Items from an interface collection
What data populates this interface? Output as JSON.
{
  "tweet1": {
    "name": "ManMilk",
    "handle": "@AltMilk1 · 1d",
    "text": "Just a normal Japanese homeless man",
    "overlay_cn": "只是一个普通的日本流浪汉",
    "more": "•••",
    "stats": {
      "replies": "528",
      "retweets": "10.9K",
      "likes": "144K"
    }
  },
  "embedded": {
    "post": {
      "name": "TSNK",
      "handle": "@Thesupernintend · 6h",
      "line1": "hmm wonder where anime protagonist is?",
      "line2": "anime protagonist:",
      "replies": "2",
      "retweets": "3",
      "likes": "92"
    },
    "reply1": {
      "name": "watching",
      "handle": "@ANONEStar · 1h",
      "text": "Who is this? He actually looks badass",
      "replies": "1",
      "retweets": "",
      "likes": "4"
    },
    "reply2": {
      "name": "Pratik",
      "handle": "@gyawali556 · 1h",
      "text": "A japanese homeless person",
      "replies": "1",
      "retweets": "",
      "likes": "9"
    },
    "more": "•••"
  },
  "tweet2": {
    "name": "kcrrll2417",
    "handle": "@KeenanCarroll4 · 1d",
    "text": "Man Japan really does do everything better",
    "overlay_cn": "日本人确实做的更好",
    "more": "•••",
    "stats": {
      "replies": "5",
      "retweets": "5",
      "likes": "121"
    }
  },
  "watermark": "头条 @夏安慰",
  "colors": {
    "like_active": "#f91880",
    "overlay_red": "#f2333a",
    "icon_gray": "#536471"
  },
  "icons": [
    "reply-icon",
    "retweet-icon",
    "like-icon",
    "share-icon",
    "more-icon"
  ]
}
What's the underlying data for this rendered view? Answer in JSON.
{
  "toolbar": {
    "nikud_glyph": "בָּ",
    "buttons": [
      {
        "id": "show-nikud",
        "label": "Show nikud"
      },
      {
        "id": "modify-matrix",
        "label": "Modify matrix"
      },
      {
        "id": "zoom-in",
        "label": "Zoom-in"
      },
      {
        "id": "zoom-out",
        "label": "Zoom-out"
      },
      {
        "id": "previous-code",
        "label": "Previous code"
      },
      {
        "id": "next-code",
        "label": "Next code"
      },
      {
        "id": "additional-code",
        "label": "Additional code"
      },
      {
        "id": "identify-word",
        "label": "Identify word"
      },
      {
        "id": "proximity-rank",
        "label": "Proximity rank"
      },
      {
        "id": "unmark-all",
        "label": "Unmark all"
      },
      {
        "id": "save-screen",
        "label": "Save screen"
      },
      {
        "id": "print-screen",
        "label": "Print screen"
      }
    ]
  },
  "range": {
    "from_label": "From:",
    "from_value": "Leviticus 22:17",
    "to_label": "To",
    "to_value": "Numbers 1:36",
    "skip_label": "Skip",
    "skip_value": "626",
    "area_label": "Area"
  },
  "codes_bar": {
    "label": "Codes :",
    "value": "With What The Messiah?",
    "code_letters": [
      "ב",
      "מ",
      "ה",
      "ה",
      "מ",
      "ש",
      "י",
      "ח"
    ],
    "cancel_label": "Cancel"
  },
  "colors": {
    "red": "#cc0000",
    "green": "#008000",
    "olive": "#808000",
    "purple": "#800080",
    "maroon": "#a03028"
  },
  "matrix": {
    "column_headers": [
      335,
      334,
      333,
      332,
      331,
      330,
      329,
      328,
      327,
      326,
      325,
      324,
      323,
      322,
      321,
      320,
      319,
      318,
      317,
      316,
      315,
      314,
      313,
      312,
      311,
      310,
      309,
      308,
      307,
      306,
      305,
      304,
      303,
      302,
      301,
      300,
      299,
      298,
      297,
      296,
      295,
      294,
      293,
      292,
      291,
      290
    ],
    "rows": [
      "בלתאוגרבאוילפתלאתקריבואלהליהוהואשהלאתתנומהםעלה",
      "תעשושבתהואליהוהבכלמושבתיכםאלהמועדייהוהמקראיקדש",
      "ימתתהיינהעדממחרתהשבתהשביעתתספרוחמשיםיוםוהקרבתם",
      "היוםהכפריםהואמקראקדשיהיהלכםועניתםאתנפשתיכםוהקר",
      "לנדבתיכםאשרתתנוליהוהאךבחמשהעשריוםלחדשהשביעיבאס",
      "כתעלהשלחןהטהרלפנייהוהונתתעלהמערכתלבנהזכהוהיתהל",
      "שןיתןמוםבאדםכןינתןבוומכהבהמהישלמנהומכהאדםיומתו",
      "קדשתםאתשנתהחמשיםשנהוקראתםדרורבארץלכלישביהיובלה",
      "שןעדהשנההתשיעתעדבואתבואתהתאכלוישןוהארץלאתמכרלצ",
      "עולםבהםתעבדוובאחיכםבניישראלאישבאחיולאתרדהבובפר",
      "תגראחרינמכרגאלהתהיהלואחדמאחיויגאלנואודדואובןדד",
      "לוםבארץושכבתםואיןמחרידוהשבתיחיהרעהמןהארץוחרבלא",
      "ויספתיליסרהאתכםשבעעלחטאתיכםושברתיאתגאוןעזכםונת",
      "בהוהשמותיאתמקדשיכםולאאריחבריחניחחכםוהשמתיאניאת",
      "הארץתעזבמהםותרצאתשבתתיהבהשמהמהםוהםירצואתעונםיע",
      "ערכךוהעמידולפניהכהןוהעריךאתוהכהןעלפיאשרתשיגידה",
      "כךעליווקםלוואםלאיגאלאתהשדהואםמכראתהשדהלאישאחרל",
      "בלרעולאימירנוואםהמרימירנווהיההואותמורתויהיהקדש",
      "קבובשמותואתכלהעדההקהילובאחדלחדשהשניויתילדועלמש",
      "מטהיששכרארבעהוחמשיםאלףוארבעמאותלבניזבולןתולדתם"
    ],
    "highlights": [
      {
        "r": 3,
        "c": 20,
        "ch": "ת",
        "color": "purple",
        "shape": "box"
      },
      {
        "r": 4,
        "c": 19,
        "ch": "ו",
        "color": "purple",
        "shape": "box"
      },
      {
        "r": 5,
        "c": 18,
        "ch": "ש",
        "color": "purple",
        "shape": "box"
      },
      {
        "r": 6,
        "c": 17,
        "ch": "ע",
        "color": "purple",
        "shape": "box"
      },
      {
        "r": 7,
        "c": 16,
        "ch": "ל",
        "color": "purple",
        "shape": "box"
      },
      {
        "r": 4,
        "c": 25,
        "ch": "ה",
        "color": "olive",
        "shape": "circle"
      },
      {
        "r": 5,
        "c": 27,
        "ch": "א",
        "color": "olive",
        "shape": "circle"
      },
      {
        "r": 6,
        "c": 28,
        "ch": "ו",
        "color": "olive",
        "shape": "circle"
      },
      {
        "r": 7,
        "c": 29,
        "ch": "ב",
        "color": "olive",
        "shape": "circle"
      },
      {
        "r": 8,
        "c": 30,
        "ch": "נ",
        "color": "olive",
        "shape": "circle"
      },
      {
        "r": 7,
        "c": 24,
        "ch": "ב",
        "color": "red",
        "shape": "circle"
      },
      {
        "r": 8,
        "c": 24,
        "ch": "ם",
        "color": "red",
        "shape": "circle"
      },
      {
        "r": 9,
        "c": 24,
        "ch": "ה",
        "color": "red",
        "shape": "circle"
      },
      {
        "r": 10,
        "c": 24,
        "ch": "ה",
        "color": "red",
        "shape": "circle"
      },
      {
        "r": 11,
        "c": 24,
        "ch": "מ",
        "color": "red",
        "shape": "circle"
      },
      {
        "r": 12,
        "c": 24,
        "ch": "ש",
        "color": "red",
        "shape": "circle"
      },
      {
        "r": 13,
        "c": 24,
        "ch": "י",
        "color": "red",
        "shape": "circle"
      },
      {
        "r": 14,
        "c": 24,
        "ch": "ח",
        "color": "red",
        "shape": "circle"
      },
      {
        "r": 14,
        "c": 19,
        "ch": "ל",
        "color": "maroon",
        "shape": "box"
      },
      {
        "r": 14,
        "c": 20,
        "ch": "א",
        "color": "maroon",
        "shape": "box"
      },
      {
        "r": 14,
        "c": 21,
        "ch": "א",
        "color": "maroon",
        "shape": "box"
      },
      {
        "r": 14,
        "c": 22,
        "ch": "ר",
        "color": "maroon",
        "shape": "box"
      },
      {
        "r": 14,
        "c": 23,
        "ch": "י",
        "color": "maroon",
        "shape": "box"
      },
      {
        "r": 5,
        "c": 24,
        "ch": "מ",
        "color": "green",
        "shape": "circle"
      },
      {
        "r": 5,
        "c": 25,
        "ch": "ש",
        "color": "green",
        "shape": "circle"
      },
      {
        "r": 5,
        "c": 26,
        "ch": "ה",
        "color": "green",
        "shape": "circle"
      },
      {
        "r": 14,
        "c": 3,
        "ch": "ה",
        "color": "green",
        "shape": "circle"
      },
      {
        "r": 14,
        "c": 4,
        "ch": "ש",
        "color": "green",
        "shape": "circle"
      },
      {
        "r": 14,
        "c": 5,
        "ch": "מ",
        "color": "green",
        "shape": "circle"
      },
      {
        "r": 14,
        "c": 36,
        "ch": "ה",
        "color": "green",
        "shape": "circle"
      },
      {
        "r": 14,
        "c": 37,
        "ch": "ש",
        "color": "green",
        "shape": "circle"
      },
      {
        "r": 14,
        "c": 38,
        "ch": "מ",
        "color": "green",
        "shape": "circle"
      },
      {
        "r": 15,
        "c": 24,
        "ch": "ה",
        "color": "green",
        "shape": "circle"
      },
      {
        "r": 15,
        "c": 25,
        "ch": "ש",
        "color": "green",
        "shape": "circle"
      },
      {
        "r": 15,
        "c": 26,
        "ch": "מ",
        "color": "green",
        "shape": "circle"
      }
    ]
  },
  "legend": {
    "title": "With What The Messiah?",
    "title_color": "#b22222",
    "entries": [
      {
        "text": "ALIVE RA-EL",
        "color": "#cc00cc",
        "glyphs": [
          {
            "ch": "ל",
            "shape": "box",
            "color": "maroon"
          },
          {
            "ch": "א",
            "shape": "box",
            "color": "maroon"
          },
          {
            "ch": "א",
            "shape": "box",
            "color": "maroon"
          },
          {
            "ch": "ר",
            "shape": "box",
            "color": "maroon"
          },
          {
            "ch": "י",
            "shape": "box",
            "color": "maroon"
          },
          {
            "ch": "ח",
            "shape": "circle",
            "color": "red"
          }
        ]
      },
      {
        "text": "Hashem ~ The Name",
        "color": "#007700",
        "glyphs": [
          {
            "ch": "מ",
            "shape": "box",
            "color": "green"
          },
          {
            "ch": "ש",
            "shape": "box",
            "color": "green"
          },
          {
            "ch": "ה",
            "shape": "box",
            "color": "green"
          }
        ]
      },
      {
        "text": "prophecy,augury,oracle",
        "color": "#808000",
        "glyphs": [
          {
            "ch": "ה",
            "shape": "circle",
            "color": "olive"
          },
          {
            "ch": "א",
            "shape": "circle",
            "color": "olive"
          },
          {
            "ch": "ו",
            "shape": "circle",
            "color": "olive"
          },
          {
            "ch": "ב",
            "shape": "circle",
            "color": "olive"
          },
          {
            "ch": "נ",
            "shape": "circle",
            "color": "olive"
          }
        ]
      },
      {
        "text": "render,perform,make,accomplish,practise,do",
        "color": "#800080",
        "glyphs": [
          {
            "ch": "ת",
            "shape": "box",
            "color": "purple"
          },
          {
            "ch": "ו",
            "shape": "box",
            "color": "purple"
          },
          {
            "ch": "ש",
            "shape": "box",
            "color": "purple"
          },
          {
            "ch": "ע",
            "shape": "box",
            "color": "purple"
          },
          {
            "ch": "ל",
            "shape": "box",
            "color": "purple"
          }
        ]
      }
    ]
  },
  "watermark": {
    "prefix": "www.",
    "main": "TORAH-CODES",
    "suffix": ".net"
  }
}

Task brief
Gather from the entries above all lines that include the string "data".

Solution to the exercise
What data populates this interface? Output as JSON.
What's the underlying data for this rendered view? Answer in JSON.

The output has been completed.